> _Brief_
Every record that follows must be returned word for word.

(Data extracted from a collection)
# # #
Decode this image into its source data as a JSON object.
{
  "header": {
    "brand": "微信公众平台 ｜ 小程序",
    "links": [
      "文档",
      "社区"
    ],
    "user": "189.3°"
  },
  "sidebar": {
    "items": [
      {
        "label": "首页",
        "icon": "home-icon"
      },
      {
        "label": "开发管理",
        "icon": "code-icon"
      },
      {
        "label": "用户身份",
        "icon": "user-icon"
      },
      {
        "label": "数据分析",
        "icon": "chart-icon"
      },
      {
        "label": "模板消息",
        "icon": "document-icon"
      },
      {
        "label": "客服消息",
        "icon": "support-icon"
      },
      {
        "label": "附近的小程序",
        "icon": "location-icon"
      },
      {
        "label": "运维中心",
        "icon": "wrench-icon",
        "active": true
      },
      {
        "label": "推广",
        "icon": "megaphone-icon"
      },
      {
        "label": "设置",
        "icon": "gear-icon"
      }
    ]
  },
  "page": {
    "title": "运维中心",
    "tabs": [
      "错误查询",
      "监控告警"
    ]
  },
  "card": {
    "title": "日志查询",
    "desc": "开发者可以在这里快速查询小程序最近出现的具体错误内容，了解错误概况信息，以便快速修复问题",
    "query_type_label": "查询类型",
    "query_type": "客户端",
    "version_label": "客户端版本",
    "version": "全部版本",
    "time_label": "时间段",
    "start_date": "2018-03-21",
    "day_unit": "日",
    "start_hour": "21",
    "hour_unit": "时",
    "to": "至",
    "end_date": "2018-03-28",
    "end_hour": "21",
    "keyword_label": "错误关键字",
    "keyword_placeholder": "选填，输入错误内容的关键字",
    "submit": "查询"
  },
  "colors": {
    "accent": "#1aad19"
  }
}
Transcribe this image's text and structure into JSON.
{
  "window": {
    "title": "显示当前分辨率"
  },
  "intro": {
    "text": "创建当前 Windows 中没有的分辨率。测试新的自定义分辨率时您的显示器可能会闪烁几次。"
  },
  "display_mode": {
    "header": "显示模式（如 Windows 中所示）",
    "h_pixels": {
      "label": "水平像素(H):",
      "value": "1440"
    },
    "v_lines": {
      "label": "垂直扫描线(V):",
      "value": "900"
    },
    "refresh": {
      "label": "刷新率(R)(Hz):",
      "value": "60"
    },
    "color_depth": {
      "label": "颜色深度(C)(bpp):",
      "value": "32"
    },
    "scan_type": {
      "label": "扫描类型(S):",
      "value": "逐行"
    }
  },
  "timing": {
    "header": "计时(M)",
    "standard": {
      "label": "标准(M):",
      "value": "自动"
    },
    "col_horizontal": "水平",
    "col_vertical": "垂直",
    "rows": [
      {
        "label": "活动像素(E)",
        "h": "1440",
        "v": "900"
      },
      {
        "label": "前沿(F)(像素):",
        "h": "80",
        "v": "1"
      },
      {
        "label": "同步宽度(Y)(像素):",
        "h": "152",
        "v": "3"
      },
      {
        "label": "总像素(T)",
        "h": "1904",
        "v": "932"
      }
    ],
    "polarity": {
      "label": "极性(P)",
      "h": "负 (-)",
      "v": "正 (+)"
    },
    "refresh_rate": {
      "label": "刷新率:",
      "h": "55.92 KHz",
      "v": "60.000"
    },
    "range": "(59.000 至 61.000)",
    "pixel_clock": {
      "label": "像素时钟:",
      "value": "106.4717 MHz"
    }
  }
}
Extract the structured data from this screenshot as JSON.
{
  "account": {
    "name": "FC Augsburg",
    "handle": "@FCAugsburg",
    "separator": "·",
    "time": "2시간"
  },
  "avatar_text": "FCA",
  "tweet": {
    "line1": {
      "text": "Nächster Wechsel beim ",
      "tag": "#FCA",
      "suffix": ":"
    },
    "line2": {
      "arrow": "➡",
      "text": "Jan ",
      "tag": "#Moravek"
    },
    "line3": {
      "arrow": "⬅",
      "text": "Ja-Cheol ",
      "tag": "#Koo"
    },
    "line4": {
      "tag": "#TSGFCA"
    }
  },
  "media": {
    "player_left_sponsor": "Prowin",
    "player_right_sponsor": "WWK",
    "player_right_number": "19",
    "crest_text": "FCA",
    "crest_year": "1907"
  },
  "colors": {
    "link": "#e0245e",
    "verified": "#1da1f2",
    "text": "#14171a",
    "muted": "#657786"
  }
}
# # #
> _Answer below_
Decode this image into its source data as a JSON object.
{
  "header": {
    "brand": "微信公众平台 ｜ 小程序",
    "links": [
      "文档",
      "社区"
    ],
    "user": "189.3°"
  },
  "sidebar": {
    "items": [
      {
        "label": "首页",
        "icon": "home-icon"
      },
      {
        "label": "开发管理",
        "icon": "code-icon"
      },
      {
        "label": "用户身份",
        "icon": "user-icon"
      },
      {
        "label": "数据分析",
        "icon": "chart-icon"
      },
      {
        "label": "模板消息",
        "icon": "document-icon"
      },
      {
        "label": "客服消息",
        "icon": "support-icon"
      },
      {
        "label": "附近的小程序",
        "icon": "location-icon"
      },
      {
        "label": "运维中心",
        "icon": "wrench-icon",
        "active": true
      },
      {
        "label": "推广",
        "icon": "megaphone-icon"
      },
      {
        "label": "设置",
        "icon": "gear-icon"
      }
    ]
  },
  "page": {
    "title": "运维中心",
    "tabs": [
      "错误查询",
      "监控告警"
    ]
  },
  "card": {
    "title": "日志查询",
    "desc": "开发者可以在这里快速查询小程序最近出现的具体错误内容，了解错误概况信息，以便快速修复问题",
    "query_type_label": "查询类型",
    "query_type": "客户端",
    "version_label": "客户端版本",
    "version": "全部版本",
    "time_label": "时间段",
    "start_date": "2018-03-21",
    "day_unit": "日",
    "start_hour": "21",
    "hour_unit": "时",
    "to": "至",
    "end_date": "2018-03-28",
    "end_hour": "21",
    "keyword_label": "错误关键字",
    "keyword_placeholder": "选填，输入错误内容的关键字",
    "submit": "查询"
  },
  "colors": {
    "accent": "#1aad19"
  }
}
Transcribe this image's text and structure into JSON.
{
  "window": {
    "title": "显示当前分辨率"
  },
  "intro": {
    "text": "创建当前 Windows 中没有的分辨率。测试新的自定义分辨率时您的显示器可能会闪烁几次。"
  },
  "display_mode": {
    "header": "显示模式（如 Windows 中所示）",
    "h_pixels": {
      "label": "水平像素(H):",
      "value": "1440"
    },
    "v_lines": {
      "label": "垂直扫描线(V):",
      "value": "900"
    },
    "refresh": {
      "label": "刷新率(R)(Hz):",
      "value": "60"
    },
    "color_depth": {
      "label": "颜色深度(C)(bpp):",
      "value": "32"
    },
    "scan_type": {
      "label": "扫描类型(S):",
      "value": "逐行"
    }
  },
  "timing": {
    "header": "计时(M)",
    "standard": {
      "label": "标准(M):",
      "value": "自动"
    },
    "col_horizontal": "水平",
    "col_vertical": "垂直",
    "rows": [
      {
        "label": "活动像素(E)",
        "h": "1440",
        "v": "900"
      },
      {
        "label": "前沿(F)(像素):",
        "h": "80",
        "v": "1"
      },
      {
        "label": "同步宽度(Y)(像素):",
        "h": "152",
        "v": "3"
      },
      {
        "label": "总像素(T)",
        "h": "1904",
        "v": "932"
      }
    ],
    "polarity": {
      "label": "极性(P)",
      "h": "负 (-)",
      "v": "正 (+)"
    },
    "refresh_rate": {
      "label": "刷新率:",
      "h": "55.92 KHz",
      "v": "60.000"
    },
    "range": "(59.000 至 61.000)",
    "pixel_clock": {
      "label": "像素时钟:",
      "value": "106.4717 MHz"
    }
  }
}
Extract the structured data from this screenshot as JSON.
{
  "account": {
    "name": "FC Augsburg",
    "handle": "@FCAugsburg",
    "separator": "·",
    "time": "2시간"
  },
  "avatar_text": "FCA",
  "tweet": {
    "line1": {
      "text": "Nächster Wechsel beim ",
      "tag": "#FCA",
      "suffix": ":"
    },
    "line2": {
      "arrow": "➡",
      "text": "Jan ",
      "tag": "#Moravek"
    },
    "line3": {
      "arrow": "⬅",
      "text": "Ja-Cheol ",
      "tag": "#Koo"
    },
    "line4": {
      "tag": "#TSGFCA"
    }
  },
  "media": {
    "player_left_sponsor": "Prowin",
    "player_right_sponsor": "WWK",
    "player_right_number": "19",
    "crest_text": "FCA",
    "crest_year": "1907"
  },
  "colors": {
    "link": "#e0245e",
    "verified": "#1da1f2",
    "text": "#14171a",
    "muted": "#657786"
  }
}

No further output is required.